Citi now believes that Walt Disney (NYSE:DIS) might sell out of its majority stake in Hulu, transferring it to minority partner Comcast (NASDAQ:CMCSA) – running against some conventional wisdom suggesting a planned Hulu/Disney+ combination.
Disney holds a 67% stake in Hulu after the buyouts of previous partners Fox and Time Warner, while Comcast holds the other third – and a deal between the two sets up a potential buyout by spring 2024.

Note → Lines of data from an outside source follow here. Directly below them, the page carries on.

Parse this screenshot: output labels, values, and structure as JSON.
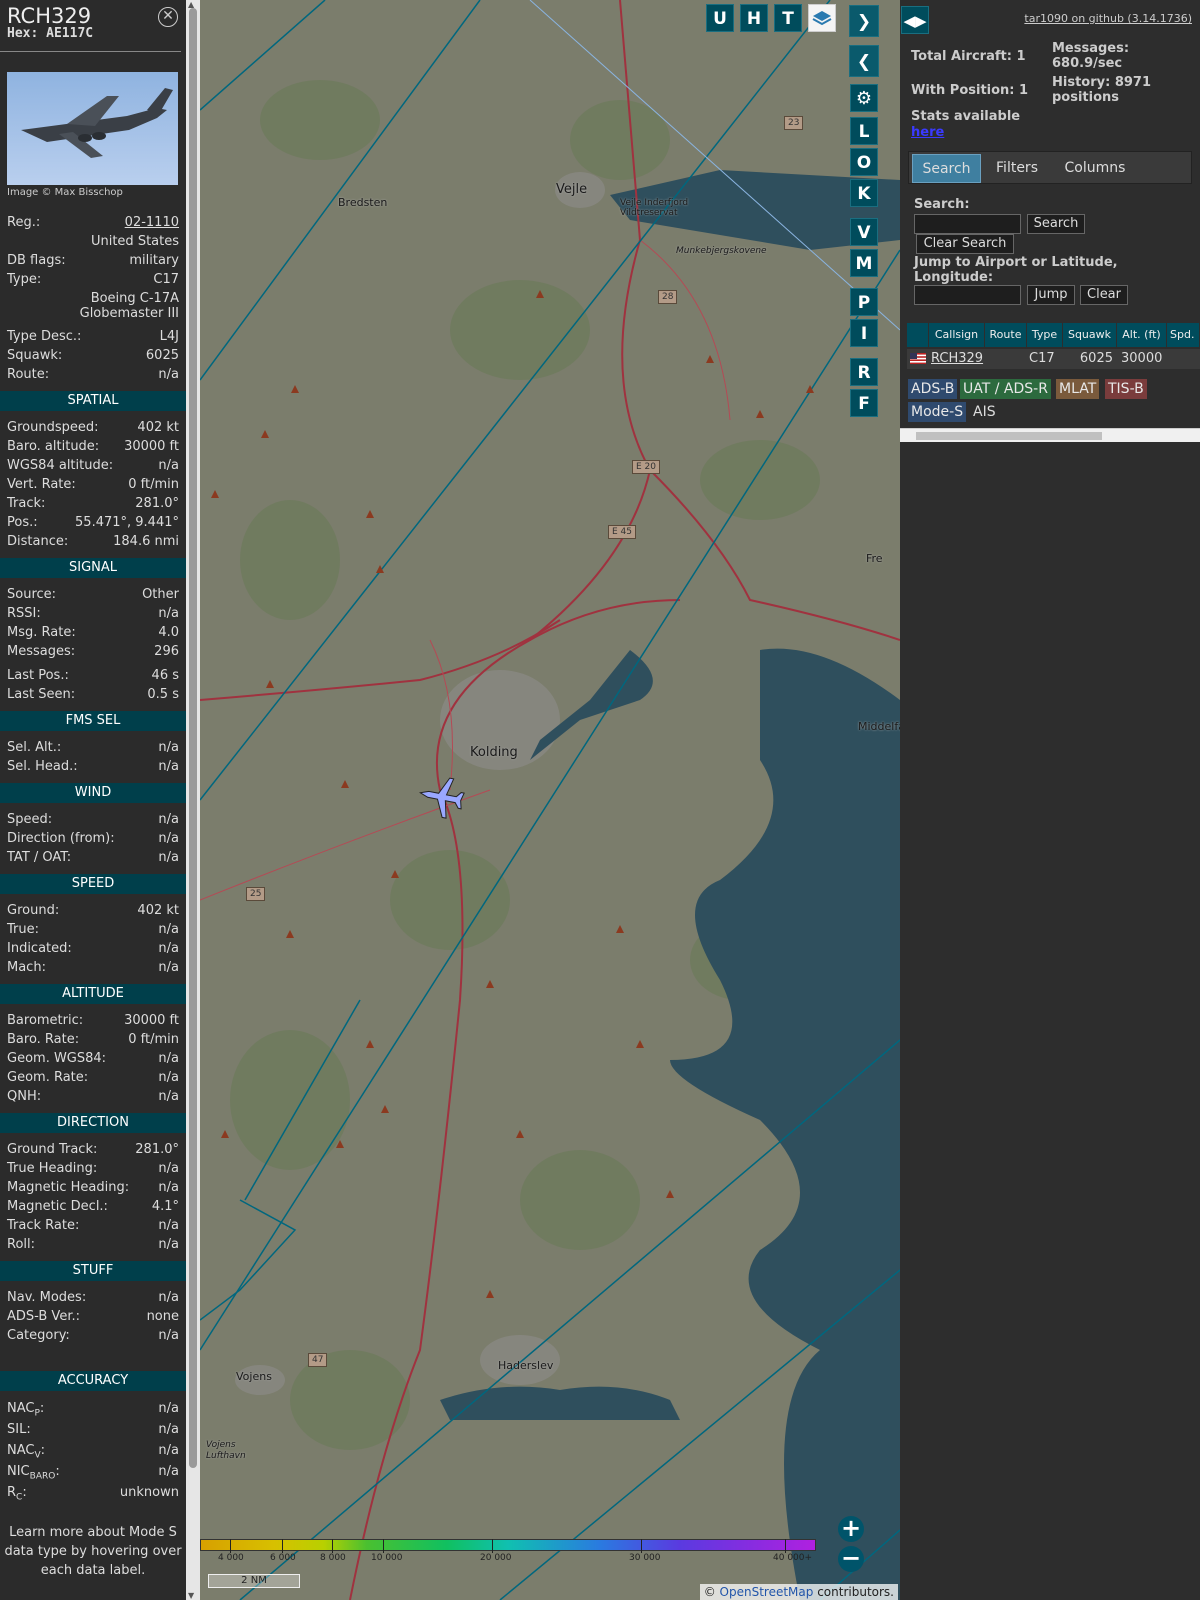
{
  "infobox": {
    "callsign": "RCH329",
    "hex": "Hex: AE117C",
    "image_credit": "Image © Max Bisschop",
    "general": [
      {
        "k": "Reg.:",
        "v": "02-1110",
        "link": true
      },
      {
        "k": "",
        "v": "United States"
      },
      {
        "k": "DB flags:",
        "v": "military"
      },
      {
        "k": "Type:",
        "v": "C17"
      },
      {
        "k": "",
        "v": "Boeing C-17A Globemaster III"
      },
      {
        "k": "Type Desc.:",
        "v": "L4J"
      },
      {
        "k": "Squawk:",
        "v": "6025"
      },
      {
        "k": "Route:",
        "v": "n/a"
      }
    ],
    "sections": [
      {
        "title": "SPATIAL",
        "rows": [
          {
            "k": "Groundspeed:",
            "v": "402 kt"
          },
          {
            "k": "Baro. altitude:",
            "v": "30000 ft"
          },
          {
            "k": "WGS84 altitude:",
            "v": "n/a"
          },
          {
            "k": "Vert. Rate:",
            "v": "0 ft/min"
          },
          {
            "k": "Track:",
            "v": "281.0°"
          },
          {
            "k": "Pos.:",
            "v": "55.471°, 9.441°"
          },
          {
            "k": "Distance:",
            "v": "184.6 nmi"
          }
        ]
      },
      {
        "title": "SIGNAL",
        "rows": [
          {
            "k": "Source:",
            "v": "Other"
          },
          {
            "k": "RSSI:",
            "v": "n/a"
          },
          {
            "k": "Msg. Rate:",
            "v": "4.0"
          },
          {
            "k": "Messages:",
            "v": "296"
          },
          {
            "k": "Last Pos.:",
            "v": "46 s"
          },
          {
            "k": "Last Seen:",
            "v": "0.5 s"
          }
        ]
      },
      {
        "title": "FMS SEL",
        "rows": [
          {
            "k": "Sel. Alt.:",
            "v": "n/a"
          },
          {
            "k": "Sel. Head.:",
            "v": "n/a"
          }
        ]
      },
      {
        "title": "WIND",
        "rows": [
          {
            "k": "Speed:",
            "v": "n/a"
          },
          {
            "k": "Direction (from):",
            "v": "n/a"
          },
          {
            "k": "TAT / OAT:",
            "v": "n/a"
          }
        ]
      },
      {
        "title": "SPEED",
        "rows": [
          {
            "k": "Ground:",
            "v": "402 kt"
          },
          {
            "k": "True:",
            "v": "n/a"
          },
          {
            "k": "Indicated:",
            "v": "n/a"
          },
          {
            "k": "Mach:",
            "v": "n/a"
          }
        ]
      },
      {
        "title": "ALTITUDE",
        "rows": [
          {
            "k": "Barometric:",
            "v": "30000 ft"
          },
          {
            "k": "Baro. Rate:",
            "v": "0 ft/min"
          },
          {
            "k": "Geom. WGS84:",
            "v": "n/a"
          },
          {
            "k": "Geom. Rate:",
            "v": "n/a"
          },
          {
            "k": "QNH:",
            "v": "n/a"
          }
        ]
      },
      {
        "title": "DIRECTION",
        "rows": [
          {
            "k": "Ground Track:",
            "v": "281.0°"
          },
          {
            "k": "True Heading:",
            "v": "n/a"
          },
          {
            "k": "Magnetic Heading:",
            "v": "n/a"
          },
          {
            "k": "Magnetic Decl.:",
            "v": "4.1°"
          },
          {
            "k": "Track Rate:",
            "v": "n/a"
          },
          {
            "k": "Roll:",
            "v": "n/a"
          }
        ]
      },
      {
        "title": "STUFF",
        "rows": [
          {
            "k": "Nav. Modes:",
            "v": "n/a"
          },
          {
            "k": "ADS-B Ver.:",
            "v": "none"
          },
          {
            "k": "Category:",
            "v": "n/a"
          }
        ]
      }
    ],
    "accuracy_title": "ACCURACY",
    "accuracy": [
      {
        "k": "NAC",
        "sub": "P",
        "v": "n/a"
      },
      {
        "k": "SIL:",
        "sub": "",
        "v": "n/a"
      },
      {
        "k": "NAC",
        "sub": "V",
        "v": "n/a"
      },
      {
        "k": "NIC",
        "sub": "BARO",
        "v": "n/a"
      },
      {
        "k": "R",
        "sub": "C",
        "v": "unknown"
      }
    ],
    "note": "Learn more about Mode S data type by hovering over each data label."
  },
  "map": {
    "buttons_top": [
      "U",
      "H",
      "T"
    ],
    "buttons_side": [
      "L",
      "O",
      "K",
      "V",
      "M",
      "P",
      "I",
      "R",
      "F"
    ],
    "places": [
      {
        "name": "Vejle",
        "big": true
      },
      {
        "name": "Bredsten"
      },
      {
        "name": "Vejle Inderfjord Vildtreservat"
      },
      {
        "name": "Munkebjergskovene"
      },
      {
        "name": "Kolding",
        "big": true
      },
      {
        "name": "Haderslev"
      },
      {
        "name": "Vojens"
      },
      {
        "name": "Middelfa"
      },
      {
        "name": "Fre"
      },
      {
        "name": "Vojens Lufthavn"
      }
    ],
    "roads": [
      "E 20",
      "E 45",
      "28",
      "25",
      "47",
      "23"
    ],
    "colorbar_ticks": [
      "4 000",
      "6 000",
      "8 000",
      "10 000",
      "20 000",
      "30 000",
      "40 000+"
    ],
    "scale": "2 NM",
    "attribution": {
      "pre": "© ",
      "link": "OpenStreetMap",
      "post": " contributors."
    },
    "zoom_in": "+",
    "zoom_out": "−"
  },
  "panel": {
    "github": "tar1090 on github (3.14.1736)",
    "total_aircraft": "Total Aircraft: 1",
    "with_position": "With Position: 1",
    "messages": "Messages: 680.9/sec",
    "history": "History: 8971 positions",
    "stats_label": "Stats available",
    "stats_link": "here",
    "tabs": [
      "Search",
      "Filters",
      "Columns"
    ],
    "search_label": "Search:",
    "search_button": "Search",
    "clear_search_button": "Clear Search",
    "jump_label": "Jump to Airport or Latitude, Longitude:",
    "jump_button": "Jump",
    "clear_button": "Clear",
    "table": {
      "columns": [
        "Callsign",
        "Route",
        "Type",
        "Squawk",
        "Alt. (ft)",
        "Spd."
      ],
      "rows": [
        {
          "callsign": "RCH329",
          "route": "",
          "type": "C17",
          "squawk": "6025",
          "alt": "30000",
          "spd": ""
        }
      ]
    },
    "sources": [
      {
        "name": "ADS-B",
        "bg": "#2f4a6e"
      },
      {
        "name": "UAT / ADS-R",
        "bg": "#2c6a3e"
      },
      {
        "name": "MLAT",
        "bg": "#7a5a3c"
      },
      {
        "name": "TIS-B",
        "bg": "#7a3c3c"
      },
      {
        "name": "Mode-S",
        "bg": "#2f4a6e"
      },
      {
        "name": "AIS",
        "bg": "transparent"
      }
    ]
  }
}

Before earnings season, Citi believed there were two paths for Disney’s direct-to-consumer business: Either “raise prices to narrow the [earnings before interest/taxes] gap (potentially relegating its service to niche status),” or merge Disney+ and Hulu into a single app, boosting the content schedule and leaving price increases to the future.

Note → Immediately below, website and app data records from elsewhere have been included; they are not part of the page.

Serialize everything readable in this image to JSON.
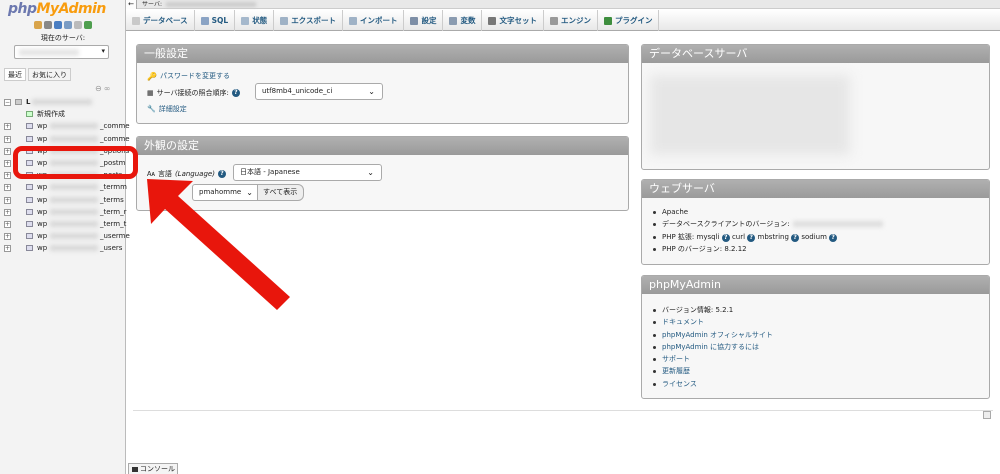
{
  "app": {
    "logo_part1": "php",
    "logo_part2": "MyAdmin"
  },
  "sidebar": {
    "current_server_label": "現在のサーバ:",
    "tabs": [
      "最近",
      "お気に入り"
    ],
    "root_db": "L",
    "new_label": "新規作成",
    "tables": [
      {
        "prefix": "wp",
        "suffix": "_comme"
      },
      {
        "prefix": "wp",
        "suffix": "_comme"
      },
      {
        "prefix": "wp",
        "suffix": "_options"
      },
      {
        "prefix": "wp",
        "suffix": "_postm"
      },
      {
        "prefix": "wp",
        "suffix": "_posts"
      },
      {
        "prefix": "wp",
        "suffix": "_termm"
      },
      {
        "prefix": "wp",
        "suffix": "_terms"
      },
      {
        "prefix": "wp",
        "suffix": "_term_r"
      },
      {
        "prefix": "wp",
        "suffix": "_term_t"
      },
      {
        "prefix": "wp",
        "suffix": "_userme"
      },
      {
        "prefix": "wp",
        "suffix": "_users"
      }
    ]
  },
  "topbar": {
    "server_label": "サーバ:"
  },
  "menu": [
    {
      "label": "データベース",
      "icon": "database-icon",
      "color": "#c9c9c9"
    },
    {
      "label": "SQL",
      "icon": "sql-icon",
      "color": "#8aa3c4"
    },
    {
      "label": "状態",
      "icon": "status-icon",
      "color": "#a5b8cc"
    },
    {
      "label": "エクスポート",
      "icon": "export-icon",
      "color": "#9fb2c6"
    },
    {
      "label": "インポート",
      "icon": "import-icon",
      "color": "#9fb2c6"
    },
    {
      "label": "設定",
      "icon": "wrench-icon",
      "color": "#7d8ea6"
    },
    {
      "label": "変数",
      "icon": "variables-icon",
      "color": "#8a9bb0"
    },
    {
      "label": "文字セット",
      "icon": "charset-icon",
      "color": "#777777"
    },
    {
      "label": "エンジン",
      "icon": "engine-icon",
      "color": "#999999"
    },
    {
      "label": "プラグイン",
      "icon": "plugin-icon",
      "color": "#3e8e3e"
    }
  ],
  "general": {
    "title": "一般設定",
    "change_password": "パスワードを変更する",
    "collation_label": "サーバ接続の照合順序:",
    "collation_value": "utf8mb4_unicode_ci",
    "more_settings": "詳細設定"
  },
  "appearance": {
    "title": "外観の設定",
    "language_label": "言語",
    "language_en": "(Language)",
    "language_value": "日本語 - Japanese",
    "theme_value": "pmahomme",
    "view_all": "すべて表示"
  },
  "db_server": {
    "title": "データベースサーバ"
  },
  "web_server": {
    "title": "ウェブサーバ",
    "items": [
      "Apache",
      "データベースクライアントのバージョン:"
    ],
    "php_ext_label": "PHP 拡張:",
    "php_exts": [
      "mysqli",
      "curl",
      "mbstring",
      "sodium"
    ],
    "php_version": "PHP のバージョン: 8.2.12"
  },
  "pma": {
    "title": "phpMyAdmin",
    "version": "バージョン情報: 5.2.1",
    "links": [
      "ドキュメント",
      "phpMyAdmin オフィシャルサイト",
      "phpMyAdmin に協力するには",
      "サポート",
      "更新履歴",
      "ライセンス"
    ]
  },
  "console": {
    "label": "コンソール"
  },
  "colors": {
    "highlight": "#e8160c",
    "link": "#235a81",
    "panel_header": "#a5a5a5"
  }
}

Now, analyst Jason Bazinet says, “we believe the company is less interested in a mass market DTC offering.” In commentary after fiscal Q1 earnings, Disney CEO Bob Iger noted that in chasing both profitability and growth for the streaming business, “we will focus even more on our core brands and franchises, which have consistently delivered high returns.”

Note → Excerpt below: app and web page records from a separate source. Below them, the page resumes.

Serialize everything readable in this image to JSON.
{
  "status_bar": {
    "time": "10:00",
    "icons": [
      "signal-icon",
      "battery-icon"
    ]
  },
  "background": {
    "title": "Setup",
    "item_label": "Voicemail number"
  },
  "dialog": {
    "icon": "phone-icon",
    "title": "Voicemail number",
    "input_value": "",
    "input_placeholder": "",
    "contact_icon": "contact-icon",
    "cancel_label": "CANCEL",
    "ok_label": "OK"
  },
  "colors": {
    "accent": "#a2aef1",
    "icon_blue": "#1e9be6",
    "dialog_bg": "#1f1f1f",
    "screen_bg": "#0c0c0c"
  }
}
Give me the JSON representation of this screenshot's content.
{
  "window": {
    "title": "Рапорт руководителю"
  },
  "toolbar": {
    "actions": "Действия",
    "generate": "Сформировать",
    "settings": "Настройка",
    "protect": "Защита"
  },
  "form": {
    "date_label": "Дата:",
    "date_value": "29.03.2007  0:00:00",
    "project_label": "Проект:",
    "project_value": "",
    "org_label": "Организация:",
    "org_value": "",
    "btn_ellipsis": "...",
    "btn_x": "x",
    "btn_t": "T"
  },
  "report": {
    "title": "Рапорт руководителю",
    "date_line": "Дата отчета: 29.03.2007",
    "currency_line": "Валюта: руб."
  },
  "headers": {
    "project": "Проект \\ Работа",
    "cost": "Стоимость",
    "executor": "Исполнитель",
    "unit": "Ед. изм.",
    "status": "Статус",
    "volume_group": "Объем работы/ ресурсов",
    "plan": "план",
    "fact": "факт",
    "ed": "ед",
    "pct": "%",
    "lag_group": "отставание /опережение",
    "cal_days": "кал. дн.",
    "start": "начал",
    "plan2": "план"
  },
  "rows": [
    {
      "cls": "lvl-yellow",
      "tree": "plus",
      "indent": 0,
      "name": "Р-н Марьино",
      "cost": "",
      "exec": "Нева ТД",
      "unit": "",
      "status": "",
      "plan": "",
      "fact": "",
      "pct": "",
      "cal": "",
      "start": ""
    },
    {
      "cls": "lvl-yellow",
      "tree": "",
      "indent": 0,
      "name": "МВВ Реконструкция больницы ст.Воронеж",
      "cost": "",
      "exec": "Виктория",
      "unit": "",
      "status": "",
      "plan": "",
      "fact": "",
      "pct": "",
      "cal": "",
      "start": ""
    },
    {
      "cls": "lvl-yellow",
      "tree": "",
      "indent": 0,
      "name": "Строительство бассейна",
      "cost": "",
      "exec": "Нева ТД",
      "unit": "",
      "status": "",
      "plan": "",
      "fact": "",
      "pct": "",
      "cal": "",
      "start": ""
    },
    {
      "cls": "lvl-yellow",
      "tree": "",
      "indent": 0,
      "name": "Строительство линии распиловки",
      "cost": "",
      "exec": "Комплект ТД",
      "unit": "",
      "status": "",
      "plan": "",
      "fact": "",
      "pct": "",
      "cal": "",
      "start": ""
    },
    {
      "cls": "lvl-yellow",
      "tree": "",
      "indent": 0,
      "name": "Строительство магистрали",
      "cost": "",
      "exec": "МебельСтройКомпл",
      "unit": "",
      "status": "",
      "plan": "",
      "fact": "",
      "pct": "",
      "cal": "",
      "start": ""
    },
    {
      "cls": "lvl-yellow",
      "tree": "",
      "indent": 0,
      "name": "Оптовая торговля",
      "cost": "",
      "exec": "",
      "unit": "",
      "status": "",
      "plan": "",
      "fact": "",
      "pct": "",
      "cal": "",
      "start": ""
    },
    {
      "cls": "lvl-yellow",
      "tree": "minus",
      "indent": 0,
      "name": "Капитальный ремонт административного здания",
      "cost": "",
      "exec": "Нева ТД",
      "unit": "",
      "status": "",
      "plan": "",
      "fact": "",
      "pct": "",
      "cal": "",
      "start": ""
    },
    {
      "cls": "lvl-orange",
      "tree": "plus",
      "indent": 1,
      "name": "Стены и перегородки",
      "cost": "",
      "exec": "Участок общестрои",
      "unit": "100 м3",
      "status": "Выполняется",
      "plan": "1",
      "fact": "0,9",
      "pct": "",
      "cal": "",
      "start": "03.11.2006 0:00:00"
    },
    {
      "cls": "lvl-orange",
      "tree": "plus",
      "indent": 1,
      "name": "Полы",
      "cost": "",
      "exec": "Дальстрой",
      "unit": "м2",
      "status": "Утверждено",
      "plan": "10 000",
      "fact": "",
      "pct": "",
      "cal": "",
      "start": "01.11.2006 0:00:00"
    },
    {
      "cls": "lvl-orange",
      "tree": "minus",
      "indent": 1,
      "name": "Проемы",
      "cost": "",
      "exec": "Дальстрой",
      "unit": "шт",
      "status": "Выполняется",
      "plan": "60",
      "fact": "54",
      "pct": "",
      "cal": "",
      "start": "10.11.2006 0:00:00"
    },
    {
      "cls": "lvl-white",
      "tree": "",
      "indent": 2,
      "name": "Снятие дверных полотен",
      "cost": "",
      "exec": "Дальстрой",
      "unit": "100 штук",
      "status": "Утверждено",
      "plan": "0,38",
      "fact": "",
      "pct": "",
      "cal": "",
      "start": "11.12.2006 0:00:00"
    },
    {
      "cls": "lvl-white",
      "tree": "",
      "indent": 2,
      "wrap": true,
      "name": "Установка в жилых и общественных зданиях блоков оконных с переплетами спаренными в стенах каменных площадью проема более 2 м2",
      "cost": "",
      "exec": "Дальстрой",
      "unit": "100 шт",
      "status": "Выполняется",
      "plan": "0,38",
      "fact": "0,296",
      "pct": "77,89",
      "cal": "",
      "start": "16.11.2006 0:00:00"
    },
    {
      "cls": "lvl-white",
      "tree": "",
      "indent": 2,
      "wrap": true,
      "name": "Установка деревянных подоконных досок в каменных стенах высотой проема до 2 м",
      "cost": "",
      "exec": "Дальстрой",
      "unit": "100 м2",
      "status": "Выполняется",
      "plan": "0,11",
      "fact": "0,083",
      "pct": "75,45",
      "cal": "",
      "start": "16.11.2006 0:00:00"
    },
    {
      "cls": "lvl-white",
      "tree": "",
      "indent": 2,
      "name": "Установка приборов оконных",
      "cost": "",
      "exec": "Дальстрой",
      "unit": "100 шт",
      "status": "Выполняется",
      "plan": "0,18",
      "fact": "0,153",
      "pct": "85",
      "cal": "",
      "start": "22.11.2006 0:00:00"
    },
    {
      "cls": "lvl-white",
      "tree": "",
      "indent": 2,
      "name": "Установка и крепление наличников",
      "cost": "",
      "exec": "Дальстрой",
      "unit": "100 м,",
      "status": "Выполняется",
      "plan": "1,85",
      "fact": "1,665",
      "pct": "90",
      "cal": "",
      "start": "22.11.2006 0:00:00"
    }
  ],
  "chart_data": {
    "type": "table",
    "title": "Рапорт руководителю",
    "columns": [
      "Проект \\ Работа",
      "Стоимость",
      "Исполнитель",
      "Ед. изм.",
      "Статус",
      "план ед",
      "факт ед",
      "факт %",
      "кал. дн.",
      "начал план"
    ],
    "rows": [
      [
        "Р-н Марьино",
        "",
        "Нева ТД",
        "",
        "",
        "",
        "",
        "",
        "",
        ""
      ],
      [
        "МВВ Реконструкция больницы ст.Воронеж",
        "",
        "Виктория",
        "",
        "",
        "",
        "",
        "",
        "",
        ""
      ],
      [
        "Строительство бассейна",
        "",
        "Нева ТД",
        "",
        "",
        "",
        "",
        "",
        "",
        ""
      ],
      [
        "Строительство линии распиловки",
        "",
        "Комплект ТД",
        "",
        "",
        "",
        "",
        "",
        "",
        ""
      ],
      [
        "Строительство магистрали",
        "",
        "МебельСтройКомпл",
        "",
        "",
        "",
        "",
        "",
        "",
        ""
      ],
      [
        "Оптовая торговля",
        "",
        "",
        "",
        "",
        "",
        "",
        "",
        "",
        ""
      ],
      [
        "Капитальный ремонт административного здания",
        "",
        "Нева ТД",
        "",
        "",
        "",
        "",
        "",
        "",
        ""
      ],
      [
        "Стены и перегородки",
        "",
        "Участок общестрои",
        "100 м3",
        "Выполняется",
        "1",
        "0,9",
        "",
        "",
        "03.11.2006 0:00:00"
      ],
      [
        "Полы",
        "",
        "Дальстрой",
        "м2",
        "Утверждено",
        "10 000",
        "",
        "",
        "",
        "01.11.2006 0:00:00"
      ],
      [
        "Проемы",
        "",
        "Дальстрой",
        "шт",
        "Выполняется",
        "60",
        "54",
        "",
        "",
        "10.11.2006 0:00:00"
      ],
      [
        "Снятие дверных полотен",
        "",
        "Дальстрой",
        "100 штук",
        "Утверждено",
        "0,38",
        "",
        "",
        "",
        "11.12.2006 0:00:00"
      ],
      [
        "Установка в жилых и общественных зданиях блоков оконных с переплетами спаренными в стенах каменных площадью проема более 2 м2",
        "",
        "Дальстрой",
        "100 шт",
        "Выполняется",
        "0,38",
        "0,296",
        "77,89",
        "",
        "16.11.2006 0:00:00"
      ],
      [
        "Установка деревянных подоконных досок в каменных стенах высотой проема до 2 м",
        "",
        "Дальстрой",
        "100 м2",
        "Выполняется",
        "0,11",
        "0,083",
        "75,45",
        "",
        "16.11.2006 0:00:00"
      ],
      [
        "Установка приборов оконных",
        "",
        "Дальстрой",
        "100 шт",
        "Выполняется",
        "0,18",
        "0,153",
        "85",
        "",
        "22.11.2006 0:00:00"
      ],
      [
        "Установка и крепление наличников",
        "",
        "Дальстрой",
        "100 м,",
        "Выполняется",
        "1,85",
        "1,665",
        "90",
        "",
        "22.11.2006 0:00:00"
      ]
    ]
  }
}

What’s more, Disney might trade its “Hulu” for a “Hulk” instead, Bazinet suggested. While Disney owns all of Marvel’s intellectual property, Universal (CMCSA) has distribution rights for a pair of the comic name’s characters: The Incredible Hulk and Namor – and so if Disney makes a film based on those characters, Comcast can distribute that film on Peacock.
In a sale out of its Hulu stake, Disney might take the opportunity to secure those distribution rights, Bazinet said.
From here, though, there are a wide variety of outcomes amid some jockeying for position between Disney and Comcast about what Hulu is worth.
Disney doesn’t report Hulu’s financials on a stand-alone basis, and that leads analysts to estimate their own value. Bazinet and Citi figure Hulu will generate 2024 EBIT between -$0.5B and $1.25B, leading to a valuation between $19.8B and $27.5B.
For Comcast (CMCSA), acquiring Hulu would be a net positive if it pays below $27.5B, as a way to “accelerate DTC scale with potential financial synergies, accelerate its push into live streaming aggregation, & improve its strategic positioning within the media category,” Bazinet said.
If Disney sells, there are two potential uses of proceeds, he said: Disney pays down debt, which translates to -$0.18 to $0.37 in incremental earnings per share (a range of $3/share downside to $7/share upside); or Disney retires shares (an incremental EPS of $0.04 to $0.74, or $1/share to $13/share upside).
In December, NBCUniversal chief Jeff Shell said he saw “no indications that anything else is going to happen than Disney writing us a big check” for Hulu in 2024.